A palpable feeling of unease seems to come in and out of the film, which unfortunately lends it an uneven and unbalanced identity. On the one hand, we have a tremendously uncomfortable scene where Joe is searching for Mary in an ever increasing state of panic after a trip to the beach gone wrong; on the other, we see him teaching his students or watching Kelly perform a heart-warming piano recital. While juxtaposing these different elements paints an expressionistic portrait of a family, it doesn’t really help with the overall feel of the film, which seems at times to be at odds with itself. It doesn’t seem to be able to decide if it's a study in grief, a portrayal of redemption and self-discovery, or a deeply unsettling mood piece.

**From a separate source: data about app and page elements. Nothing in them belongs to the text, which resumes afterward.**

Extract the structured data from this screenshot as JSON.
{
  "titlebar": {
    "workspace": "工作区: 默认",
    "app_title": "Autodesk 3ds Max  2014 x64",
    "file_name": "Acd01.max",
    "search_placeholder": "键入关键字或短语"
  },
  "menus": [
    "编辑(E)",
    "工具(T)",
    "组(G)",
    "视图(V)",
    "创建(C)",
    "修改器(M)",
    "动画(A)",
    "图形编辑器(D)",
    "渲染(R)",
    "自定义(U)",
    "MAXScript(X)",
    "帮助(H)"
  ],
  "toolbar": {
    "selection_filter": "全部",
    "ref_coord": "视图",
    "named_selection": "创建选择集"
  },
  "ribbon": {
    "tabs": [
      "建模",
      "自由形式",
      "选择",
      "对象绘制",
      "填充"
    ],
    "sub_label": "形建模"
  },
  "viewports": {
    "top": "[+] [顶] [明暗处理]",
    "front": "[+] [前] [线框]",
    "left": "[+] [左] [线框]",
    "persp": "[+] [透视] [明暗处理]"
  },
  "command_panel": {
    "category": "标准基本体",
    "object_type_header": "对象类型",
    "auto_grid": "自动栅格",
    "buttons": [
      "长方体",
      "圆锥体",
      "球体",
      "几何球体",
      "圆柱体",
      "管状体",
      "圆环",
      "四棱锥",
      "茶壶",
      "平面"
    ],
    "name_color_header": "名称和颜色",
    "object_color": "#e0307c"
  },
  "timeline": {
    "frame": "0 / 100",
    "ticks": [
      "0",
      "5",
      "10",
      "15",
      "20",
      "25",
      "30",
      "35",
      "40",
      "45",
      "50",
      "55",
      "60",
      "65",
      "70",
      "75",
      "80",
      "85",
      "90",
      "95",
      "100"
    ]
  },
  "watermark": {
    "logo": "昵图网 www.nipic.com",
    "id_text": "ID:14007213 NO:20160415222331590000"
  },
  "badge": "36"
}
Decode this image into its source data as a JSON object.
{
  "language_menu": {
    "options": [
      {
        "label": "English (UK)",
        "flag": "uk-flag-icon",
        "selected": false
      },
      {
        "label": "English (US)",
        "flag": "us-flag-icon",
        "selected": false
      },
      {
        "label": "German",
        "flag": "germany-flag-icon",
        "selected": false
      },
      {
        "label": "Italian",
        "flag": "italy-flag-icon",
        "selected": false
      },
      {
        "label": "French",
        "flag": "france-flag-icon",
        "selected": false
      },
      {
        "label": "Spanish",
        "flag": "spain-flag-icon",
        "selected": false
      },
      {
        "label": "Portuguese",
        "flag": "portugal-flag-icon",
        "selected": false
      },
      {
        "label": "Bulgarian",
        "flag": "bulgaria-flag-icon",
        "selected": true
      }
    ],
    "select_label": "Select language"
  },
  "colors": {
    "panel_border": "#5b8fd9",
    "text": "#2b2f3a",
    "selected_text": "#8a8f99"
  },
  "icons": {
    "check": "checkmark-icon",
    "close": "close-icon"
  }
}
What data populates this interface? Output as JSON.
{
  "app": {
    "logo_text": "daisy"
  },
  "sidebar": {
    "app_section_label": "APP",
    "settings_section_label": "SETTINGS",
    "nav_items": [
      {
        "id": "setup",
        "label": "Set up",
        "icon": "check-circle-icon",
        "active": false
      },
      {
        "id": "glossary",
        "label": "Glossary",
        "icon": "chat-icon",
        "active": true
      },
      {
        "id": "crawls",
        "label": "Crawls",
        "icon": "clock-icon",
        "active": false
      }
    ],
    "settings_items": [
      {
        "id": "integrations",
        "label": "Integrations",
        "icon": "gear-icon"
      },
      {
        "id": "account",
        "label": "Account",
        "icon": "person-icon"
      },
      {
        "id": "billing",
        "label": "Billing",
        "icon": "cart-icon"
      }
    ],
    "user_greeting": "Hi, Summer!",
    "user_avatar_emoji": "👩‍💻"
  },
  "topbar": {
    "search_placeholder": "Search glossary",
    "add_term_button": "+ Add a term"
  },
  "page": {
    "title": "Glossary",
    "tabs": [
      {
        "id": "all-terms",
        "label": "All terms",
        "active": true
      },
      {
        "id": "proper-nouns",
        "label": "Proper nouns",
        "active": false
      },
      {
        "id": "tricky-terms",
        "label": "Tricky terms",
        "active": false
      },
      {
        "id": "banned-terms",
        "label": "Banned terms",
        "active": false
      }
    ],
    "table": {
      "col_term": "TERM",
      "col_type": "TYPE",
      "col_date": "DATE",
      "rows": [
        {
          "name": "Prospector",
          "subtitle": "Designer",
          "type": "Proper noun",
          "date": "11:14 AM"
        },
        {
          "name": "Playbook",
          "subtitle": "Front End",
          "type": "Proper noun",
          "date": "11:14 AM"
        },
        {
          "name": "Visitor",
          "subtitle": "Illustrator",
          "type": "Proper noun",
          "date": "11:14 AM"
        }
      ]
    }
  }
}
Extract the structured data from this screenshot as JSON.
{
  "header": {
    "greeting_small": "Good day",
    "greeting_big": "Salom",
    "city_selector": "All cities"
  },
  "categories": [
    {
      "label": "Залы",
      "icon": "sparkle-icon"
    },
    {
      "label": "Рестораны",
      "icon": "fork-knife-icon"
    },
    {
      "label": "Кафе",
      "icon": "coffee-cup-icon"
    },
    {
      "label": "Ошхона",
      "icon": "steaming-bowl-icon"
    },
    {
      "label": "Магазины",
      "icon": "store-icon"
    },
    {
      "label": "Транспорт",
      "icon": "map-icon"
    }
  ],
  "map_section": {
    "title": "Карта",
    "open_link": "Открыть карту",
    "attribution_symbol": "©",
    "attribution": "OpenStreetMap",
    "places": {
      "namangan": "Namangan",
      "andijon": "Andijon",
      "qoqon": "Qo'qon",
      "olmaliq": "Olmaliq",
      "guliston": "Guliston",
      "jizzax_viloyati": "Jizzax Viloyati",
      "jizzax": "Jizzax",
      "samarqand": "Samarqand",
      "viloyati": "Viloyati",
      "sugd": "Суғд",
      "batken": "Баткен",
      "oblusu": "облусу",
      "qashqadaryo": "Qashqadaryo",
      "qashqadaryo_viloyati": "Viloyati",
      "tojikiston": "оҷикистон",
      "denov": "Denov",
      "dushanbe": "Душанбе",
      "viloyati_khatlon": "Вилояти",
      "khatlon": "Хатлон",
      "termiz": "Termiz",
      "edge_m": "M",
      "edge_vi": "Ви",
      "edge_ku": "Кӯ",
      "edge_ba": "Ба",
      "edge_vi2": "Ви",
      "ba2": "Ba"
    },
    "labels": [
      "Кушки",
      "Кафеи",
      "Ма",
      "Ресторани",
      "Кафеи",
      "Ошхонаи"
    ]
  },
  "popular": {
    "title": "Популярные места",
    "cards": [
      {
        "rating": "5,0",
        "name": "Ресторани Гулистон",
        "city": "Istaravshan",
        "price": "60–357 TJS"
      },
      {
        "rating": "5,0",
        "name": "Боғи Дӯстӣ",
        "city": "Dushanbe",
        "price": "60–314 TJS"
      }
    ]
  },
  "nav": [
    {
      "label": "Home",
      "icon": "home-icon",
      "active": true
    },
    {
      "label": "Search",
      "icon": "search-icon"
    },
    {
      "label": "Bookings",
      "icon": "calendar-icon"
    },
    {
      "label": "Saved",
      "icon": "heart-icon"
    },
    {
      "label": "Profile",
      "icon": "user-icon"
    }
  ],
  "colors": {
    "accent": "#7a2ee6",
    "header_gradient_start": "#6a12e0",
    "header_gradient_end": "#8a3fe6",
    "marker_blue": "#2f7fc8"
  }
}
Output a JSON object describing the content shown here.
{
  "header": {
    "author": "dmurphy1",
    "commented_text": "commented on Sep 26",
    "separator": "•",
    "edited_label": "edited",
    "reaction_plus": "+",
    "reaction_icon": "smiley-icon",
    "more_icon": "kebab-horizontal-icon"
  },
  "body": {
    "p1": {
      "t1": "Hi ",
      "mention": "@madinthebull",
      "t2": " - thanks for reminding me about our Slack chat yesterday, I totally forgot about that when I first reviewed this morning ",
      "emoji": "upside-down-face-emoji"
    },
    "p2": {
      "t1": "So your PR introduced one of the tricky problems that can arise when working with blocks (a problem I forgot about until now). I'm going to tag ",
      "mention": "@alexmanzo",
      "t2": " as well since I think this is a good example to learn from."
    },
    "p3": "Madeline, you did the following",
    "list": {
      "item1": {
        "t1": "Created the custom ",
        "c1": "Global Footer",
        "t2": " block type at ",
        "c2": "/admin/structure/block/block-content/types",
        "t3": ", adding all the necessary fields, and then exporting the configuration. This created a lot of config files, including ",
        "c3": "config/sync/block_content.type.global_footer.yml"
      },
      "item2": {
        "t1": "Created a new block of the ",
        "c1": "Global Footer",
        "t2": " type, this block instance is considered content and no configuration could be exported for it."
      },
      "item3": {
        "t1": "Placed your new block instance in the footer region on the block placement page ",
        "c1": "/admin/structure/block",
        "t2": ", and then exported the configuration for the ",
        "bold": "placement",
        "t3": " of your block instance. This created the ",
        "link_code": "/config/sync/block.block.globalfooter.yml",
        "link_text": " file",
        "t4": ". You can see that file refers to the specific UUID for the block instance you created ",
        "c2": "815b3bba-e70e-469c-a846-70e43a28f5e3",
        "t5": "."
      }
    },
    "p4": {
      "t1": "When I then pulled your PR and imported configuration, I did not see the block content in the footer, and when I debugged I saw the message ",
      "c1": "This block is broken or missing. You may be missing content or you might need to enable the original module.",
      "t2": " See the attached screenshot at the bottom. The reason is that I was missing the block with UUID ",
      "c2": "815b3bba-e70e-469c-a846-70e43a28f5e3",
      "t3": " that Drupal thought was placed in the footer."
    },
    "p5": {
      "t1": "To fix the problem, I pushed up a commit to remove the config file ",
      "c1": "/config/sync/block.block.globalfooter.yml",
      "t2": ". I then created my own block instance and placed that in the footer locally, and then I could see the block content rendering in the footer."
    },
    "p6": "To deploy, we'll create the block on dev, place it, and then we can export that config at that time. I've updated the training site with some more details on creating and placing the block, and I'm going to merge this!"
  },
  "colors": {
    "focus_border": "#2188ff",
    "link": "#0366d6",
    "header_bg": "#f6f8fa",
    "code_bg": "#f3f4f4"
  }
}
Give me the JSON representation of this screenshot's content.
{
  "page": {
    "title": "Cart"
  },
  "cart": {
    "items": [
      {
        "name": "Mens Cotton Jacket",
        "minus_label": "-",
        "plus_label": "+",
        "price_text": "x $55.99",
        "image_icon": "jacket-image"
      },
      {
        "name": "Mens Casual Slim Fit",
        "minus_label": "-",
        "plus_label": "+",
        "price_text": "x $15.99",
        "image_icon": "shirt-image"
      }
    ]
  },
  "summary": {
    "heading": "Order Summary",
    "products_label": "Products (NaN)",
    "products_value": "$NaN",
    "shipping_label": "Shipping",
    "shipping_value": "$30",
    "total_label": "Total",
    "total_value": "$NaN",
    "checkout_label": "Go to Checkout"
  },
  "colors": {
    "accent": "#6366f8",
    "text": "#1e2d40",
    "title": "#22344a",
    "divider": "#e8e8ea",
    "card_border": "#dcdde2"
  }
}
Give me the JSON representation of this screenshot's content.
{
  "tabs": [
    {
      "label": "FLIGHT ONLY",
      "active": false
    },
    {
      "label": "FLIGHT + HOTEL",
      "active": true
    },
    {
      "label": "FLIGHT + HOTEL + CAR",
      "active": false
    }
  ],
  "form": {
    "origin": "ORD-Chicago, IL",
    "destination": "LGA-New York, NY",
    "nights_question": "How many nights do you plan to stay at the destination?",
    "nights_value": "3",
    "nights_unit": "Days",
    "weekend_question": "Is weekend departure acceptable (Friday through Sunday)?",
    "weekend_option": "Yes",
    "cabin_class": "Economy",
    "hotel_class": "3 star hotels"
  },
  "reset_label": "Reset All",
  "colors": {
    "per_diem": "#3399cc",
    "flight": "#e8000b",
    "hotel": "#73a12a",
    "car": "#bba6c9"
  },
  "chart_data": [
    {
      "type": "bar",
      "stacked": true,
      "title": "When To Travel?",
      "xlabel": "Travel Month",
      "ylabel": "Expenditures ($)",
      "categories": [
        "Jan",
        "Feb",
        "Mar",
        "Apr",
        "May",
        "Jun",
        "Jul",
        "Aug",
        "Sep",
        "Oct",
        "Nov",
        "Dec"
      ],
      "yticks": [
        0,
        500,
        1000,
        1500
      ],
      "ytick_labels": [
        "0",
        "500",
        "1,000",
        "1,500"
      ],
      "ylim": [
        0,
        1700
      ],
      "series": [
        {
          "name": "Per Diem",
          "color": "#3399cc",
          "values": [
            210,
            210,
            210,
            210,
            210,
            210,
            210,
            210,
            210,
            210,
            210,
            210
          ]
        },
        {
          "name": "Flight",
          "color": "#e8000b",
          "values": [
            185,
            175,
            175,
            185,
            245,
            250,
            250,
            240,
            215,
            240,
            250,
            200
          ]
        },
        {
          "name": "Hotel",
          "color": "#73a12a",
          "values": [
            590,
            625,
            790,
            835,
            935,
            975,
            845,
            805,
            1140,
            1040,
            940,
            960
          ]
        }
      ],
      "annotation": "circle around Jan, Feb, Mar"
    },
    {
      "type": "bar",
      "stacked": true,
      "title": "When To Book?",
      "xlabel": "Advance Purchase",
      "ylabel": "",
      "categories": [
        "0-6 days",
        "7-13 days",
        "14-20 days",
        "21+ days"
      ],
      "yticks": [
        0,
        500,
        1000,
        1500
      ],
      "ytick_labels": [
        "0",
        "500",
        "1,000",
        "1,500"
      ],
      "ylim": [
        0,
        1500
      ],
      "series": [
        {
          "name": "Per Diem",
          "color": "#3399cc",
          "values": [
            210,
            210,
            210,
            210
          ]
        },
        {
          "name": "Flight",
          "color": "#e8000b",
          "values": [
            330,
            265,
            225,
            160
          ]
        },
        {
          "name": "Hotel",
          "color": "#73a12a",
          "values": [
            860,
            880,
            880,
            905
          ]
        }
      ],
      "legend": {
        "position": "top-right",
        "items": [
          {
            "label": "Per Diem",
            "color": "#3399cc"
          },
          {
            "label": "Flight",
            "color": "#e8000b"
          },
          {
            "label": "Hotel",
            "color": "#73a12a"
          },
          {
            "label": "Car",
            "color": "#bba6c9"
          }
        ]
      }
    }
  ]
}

The film undoubtedly functions effectively within all three modes, but the supernatural elements are its strongest suit. It comes up trumps with Marcel Zyskind’s cinematography, which is almost Blair Witch-like as it follows the disparate family members in their bewildering stumbles throughout Genova, the city of their grief. Kelly’s P.O.V. as she flies across the city on the back of the scooter without a helmet is beautifully captured, evoking the transience of life and of the city itself, making us wonder if she will fall off and if she even cares at all.
Genova is by no means an easy watch but it's certainly an intriguing one, in which supernatural undertones underpin thoughtful emotional content that really hits home at times. The performances are uniformly excellent: especially from Willa Holland, who is so jaw-droppingly attractive that she easily steals the show from a criminally underused Catherine Keener. Winterbottom purists won’t be disappointed by this showing but others might want to look towards something that isn’t suffering from such an identity crisis.